#### Exercise
For each line below, check for the word "icon", then state how many lines contain it, with no other output.
★ ★ ★ ★ ★
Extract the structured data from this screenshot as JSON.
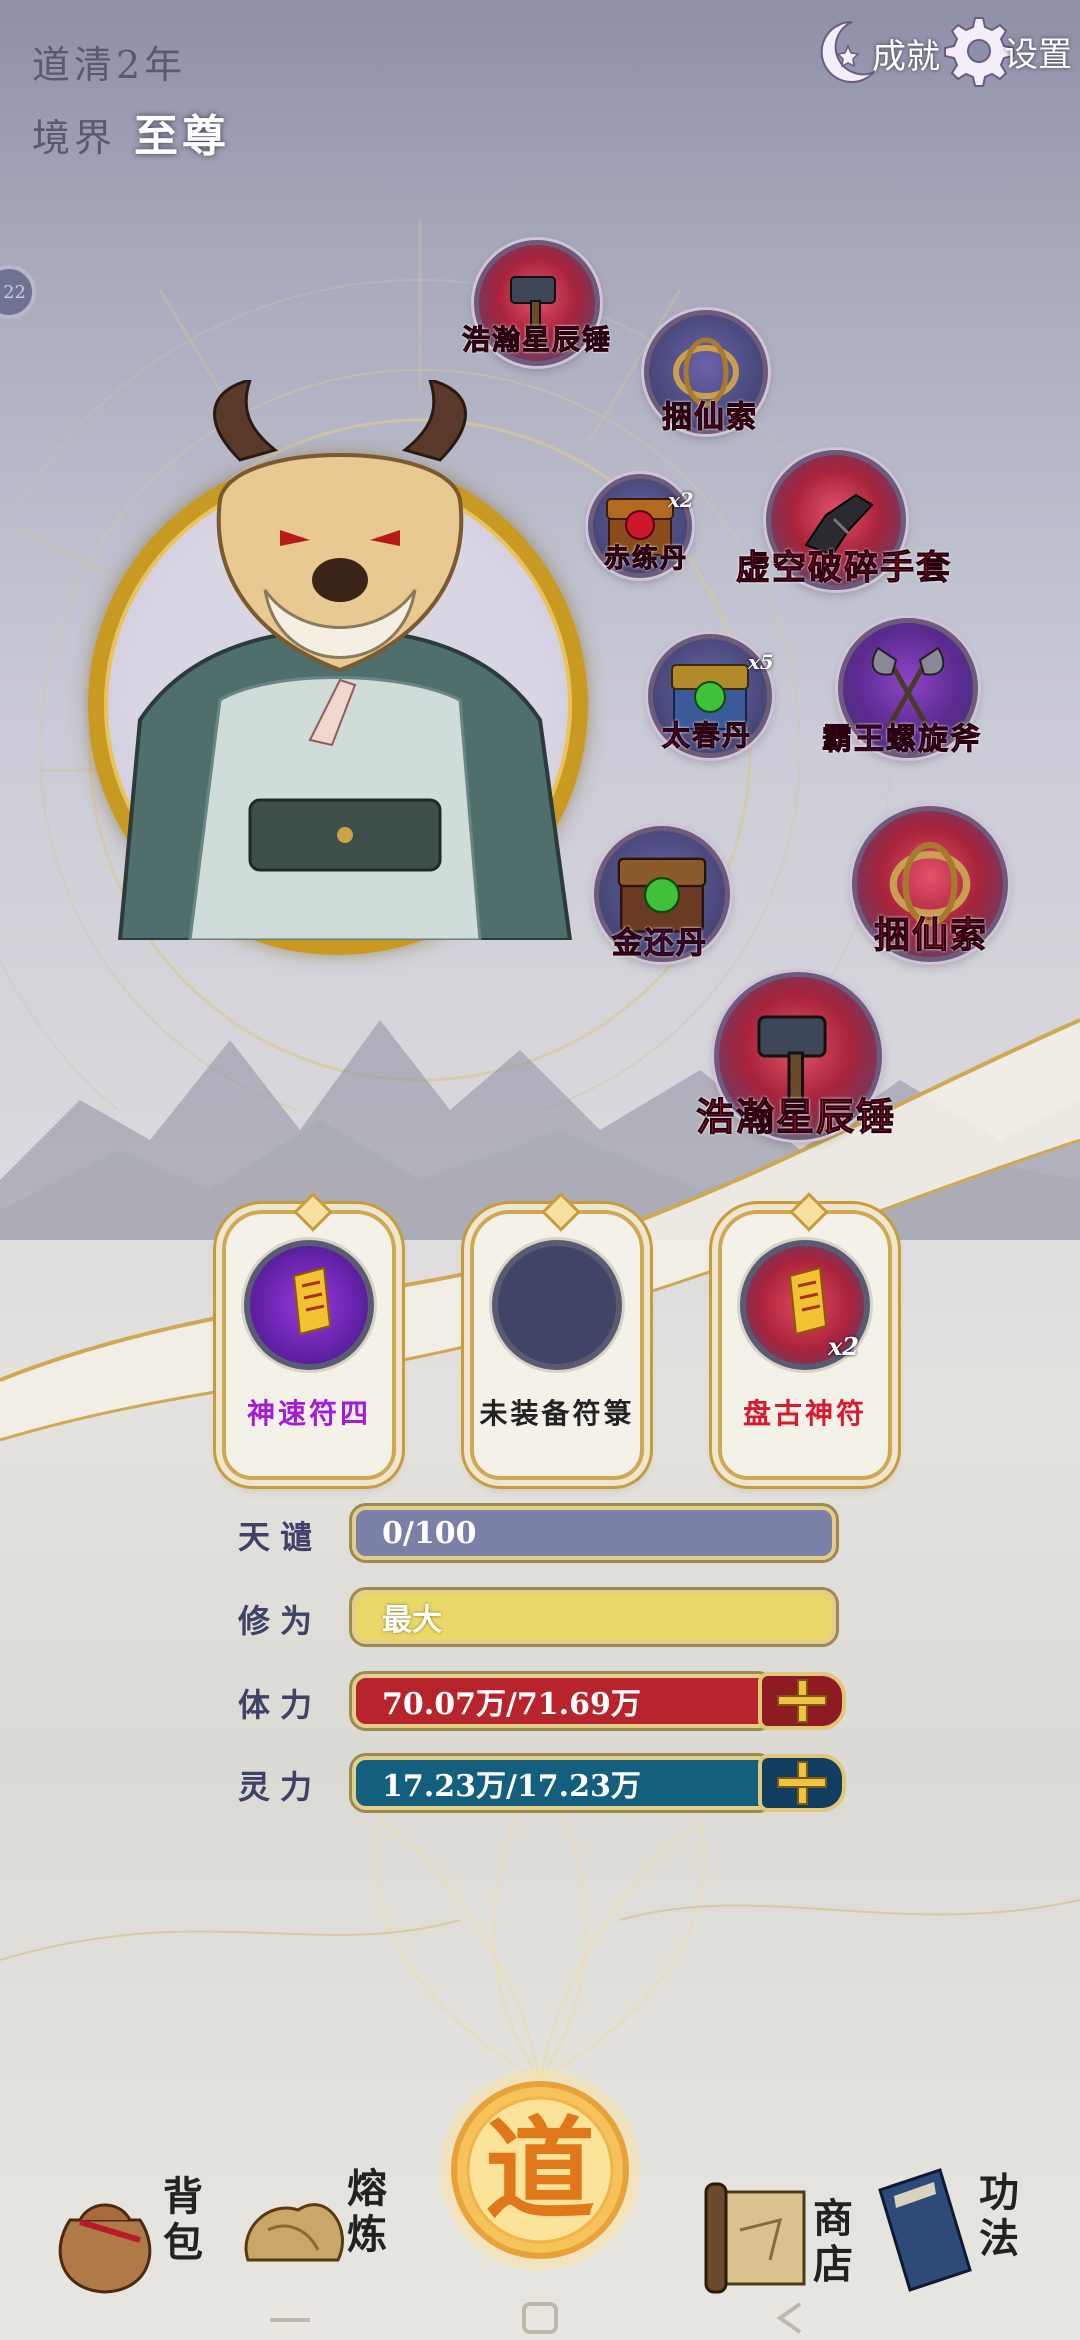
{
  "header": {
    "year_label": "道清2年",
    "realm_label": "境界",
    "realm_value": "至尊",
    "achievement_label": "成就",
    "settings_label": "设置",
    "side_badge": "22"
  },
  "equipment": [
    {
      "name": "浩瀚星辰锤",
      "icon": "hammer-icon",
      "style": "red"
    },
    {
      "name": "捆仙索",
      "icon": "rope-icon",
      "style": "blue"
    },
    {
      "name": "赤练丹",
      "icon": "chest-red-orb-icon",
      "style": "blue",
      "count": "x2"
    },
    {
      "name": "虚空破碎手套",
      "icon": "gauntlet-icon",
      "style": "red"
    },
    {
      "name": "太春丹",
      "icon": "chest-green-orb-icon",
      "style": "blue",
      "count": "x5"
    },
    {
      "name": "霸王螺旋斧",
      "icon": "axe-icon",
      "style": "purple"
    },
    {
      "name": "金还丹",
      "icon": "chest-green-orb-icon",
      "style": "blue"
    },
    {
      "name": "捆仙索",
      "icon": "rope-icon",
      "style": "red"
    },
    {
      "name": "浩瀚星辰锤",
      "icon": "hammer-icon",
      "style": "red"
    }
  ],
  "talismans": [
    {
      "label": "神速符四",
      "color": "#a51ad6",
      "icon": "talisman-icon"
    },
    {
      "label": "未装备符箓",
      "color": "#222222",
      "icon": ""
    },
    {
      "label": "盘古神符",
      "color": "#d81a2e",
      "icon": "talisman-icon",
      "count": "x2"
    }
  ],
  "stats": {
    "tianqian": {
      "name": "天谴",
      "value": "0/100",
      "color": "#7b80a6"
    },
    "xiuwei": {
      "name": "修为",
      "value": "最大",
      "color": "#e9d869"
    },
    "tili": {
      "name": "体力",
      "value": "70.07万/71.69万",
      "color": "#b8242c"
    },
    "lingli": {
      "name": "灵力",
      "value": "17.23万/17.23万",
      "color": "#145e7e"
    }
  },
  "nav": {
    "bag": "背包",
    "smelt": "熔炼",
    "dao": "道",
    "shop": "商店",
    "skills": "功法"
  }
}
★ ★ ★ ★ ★
#### Response box
12